  • SoFi Stadium in Inglewood, California, tweeted its welcome to Swift with artsy photos, and one of the photos featured a beach backdrop with a lifeguard shack “cleverly emblazoned with the words ‘1989 (Taylor’s Version),’” Forbes reported.
  • This one includes some intricate math — Swift first released “1989” on Oct. 27, 2014. It’s been 3,208 days since the album released — 8 years, 9 months and 13 days, which comes out to 8, 9 and 13, per USA Today.
  • The night before she made the announcement, she revealed a new bodysuit for the “Midnights” portion of the show that looked remarkably similar to one she wore during her “1989” tour.
  • Also during the Tuesday night show, the bracelets fans don throughout the show blinked blue to close out the show — the night before she announced “Speak Now,” the lights blinked purple, per USA Today.

‘1989’ easter eggs during ‘Speak Now (Taylor’s Version)’ promotion

Following Swift’s rerelease of “Speak Now (Taylor’s Version),” she quickly started dropping more clues about what she would be up to next — all signs pointing to “1989 (Taylor’s Version).”

  • With promotion of “Speak Now (Taylor’s Version),” Swift dropped a music video for “I Can See You” that featured a sign that read “1’9” 8.9tv” — meaning “1989 (Taylor’s Version).”
  • Also in the video, a vault opens and reveals a blue light.

‘1989’ clues during Taylor Swift’s ‘Red (Taylor’s Version)’ era

Long before The Eras Tour even started, fans started speculating about when Swift would release her version of “1989.”

One of the first clues after Swift rereleased “Red (Taylor’s Version)” in November 2021 takes place during the release of her “All Too Well” short film.

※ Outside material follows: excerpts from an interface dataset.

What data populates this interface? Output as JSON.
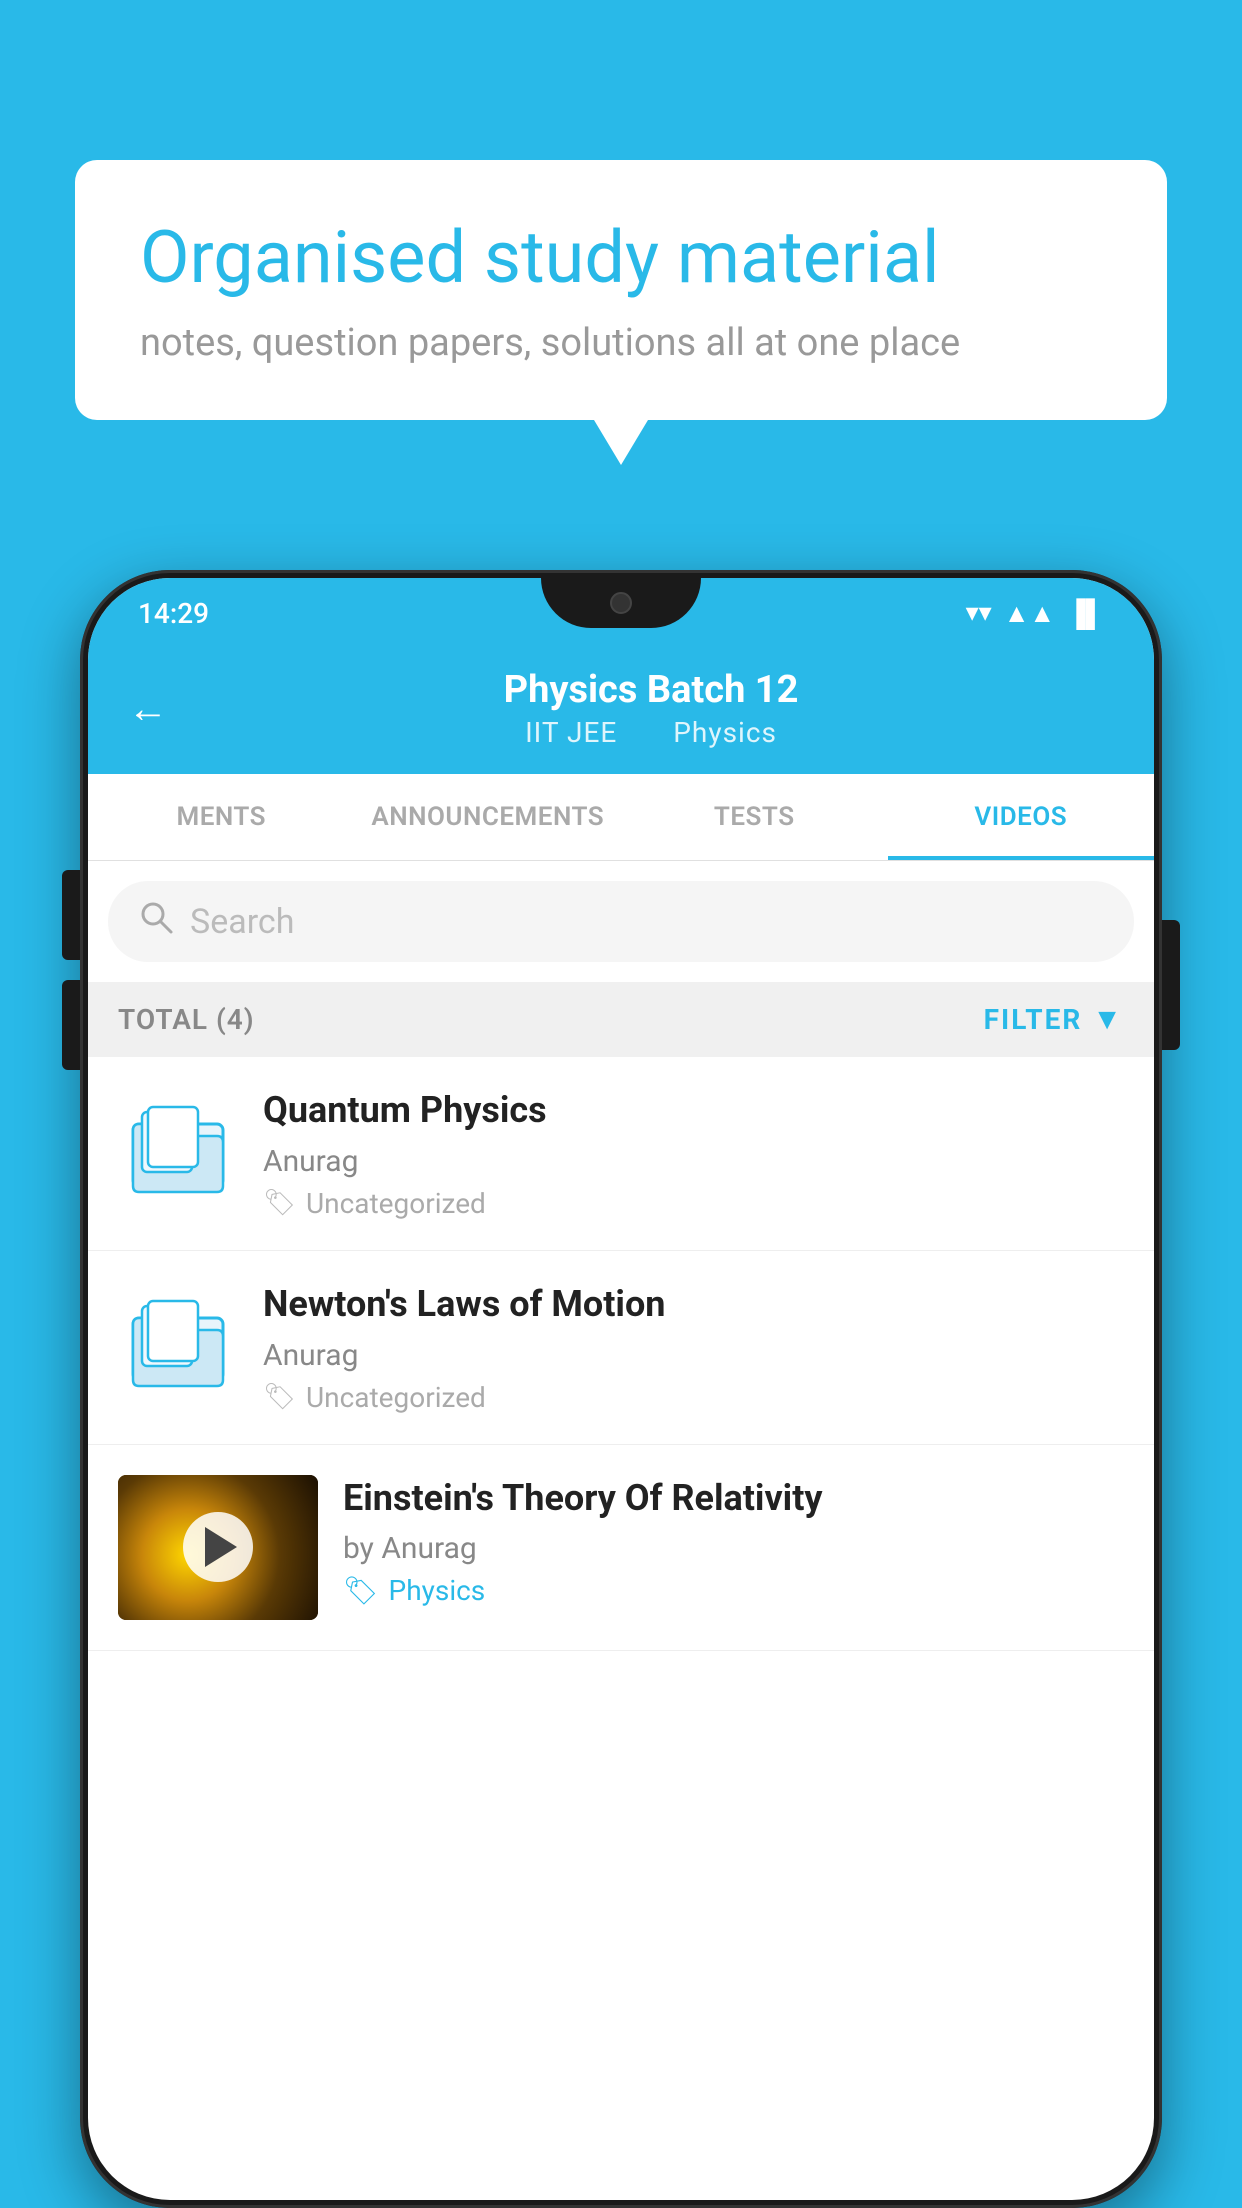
{
  "background_color": "#29b9e8",
  "bubble": {
    "title": "Organised study material",
    "subtitle": "notes, question papers, solutions all at one place"
  },
  "status_bar": {
    "time": "14:29",
    "wifi_icon": "▼",
    "signal_icon": "▲",
    "battery_icon": "▐"
  },
  "app_bar": {
    "title": "Physics Batch 12",
    "subtitle_left": "IIT JEE",
    "subtitle_right": "Physics",
    "back_label": "←"
  },
  "tabs": [
    {
      "id": "ments",
      "label": "MENTS",
      "active": false
    },
    {
      "id": "announcements",
      "label": "ANNOUNCEMENTS",
      "active": false
    },
    {
      "id": "tests",
      "label": "TESTS",
      "active": false
    },
    {
      "id": "videos",
      "label": "VIDEOS",
      "active": true
    }
  ],
  "search": {
    "placeholder": "Search"
  },
  "filter_bar": {
    "total_label": "TOTAL (4)",
    "filter_label": "FILTER"
  },
  "video_items": [
    {
      "id": "quantum-physics",
      "title": "Quantum Physics",
      "author": "Anurag",
      "tag": "Uncategorized",
      "has_thumbnail": false
    },
    {
      "id": "newtons-laws",
      "title": "Newton's Laws of Motion",
      "author": "Anurag",
      "tag": "Uncategorized",
      "has_thumbnail": false
    },
    {
      "id": "einstein-relativity",
      "title": "Einstein's Theory Of Relativity",
      "author": "by Anurag",
      "tag": "Physics",
      "has_thumbnail": true
    }
  ]
}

In the film, the characters drive a car with “1989” on the license plate, per Forbes.

Here are other easter eggs Swift dropped about “1989 (Taylor’s Version)” during her “Red (Taylor’s Version)” era:

  • Seagulls are featured on the cake in the “I Bet You Think About Me” music video. Seagulls are an iconic part of the “1989” era.
  • During her interview with Jimmy Fallon the night she dropped “Red (Taylor’s Version),” Swift used the term “rabbit hole” and said “we’re all a little mad here.” Fans assume the reference has to do with her song “Wonderland” from “1989.”
  • In an interview on “The Late Show with Stephen Colbert,” Swift dropped several hints through a mood board she shared with the host. Some of the clues included a vintage photo of Colbert from 1989, a seagull and “The Dark Tower” series by Stephen King that was released in 1989, according to Bustle.
  • She ended the interview telling Colbert to “shake it off” after she explained that her song “Hey Stephen” was indeed not about him.

Taylor Swift clues about ‘1989 (Taylor’s Version)’ in ‘The Joker and The Queen’

Fellow music star Ed Sheeran teamed up with Swift to produce the song “The Joker and The Queen” in February 2022, and accompanied the release with an emotional music video. Not one to miss an opportunity, the video also included hints about Swift’s next steps that super fans caught onto, according to Elite Daily.

  • The video shows a house with five windows — “1989” was Swift’s fifth album.
  • One scene shows the female character in a classroom taking notes, which “could be a slight nod toward Swift’s ‘New Romantics.’”
  • Another scene shows characters in an open music room that’s eerily similar to the one in Swift’s “Shake It Off” music video.
  • One overhead shot displays a lunch tray with a New York cheesecake and a box of apple juice — possibly signifying “The Big Apple” and the city of New York, which could be a reference to the first track on “1989,” which is “Welcome to New York.”

Rereleasing her versions of ‘This Love,’ ‘Wildest Dreams’

Swift made a dramatic introduction to TikTok by rereleasing “Wildest Dreams (Taylor’s Version)” in 2021, after the song went viral as a trend. She first announced the song from the app, introducing Swifties to another place to check for clues.

Earlier this summer, Swift also announced “This Love (Taylor’s Version)” with a snippet included in the trailer for “The Summer I Turned Pretty” on Prime Video, per US Magazine.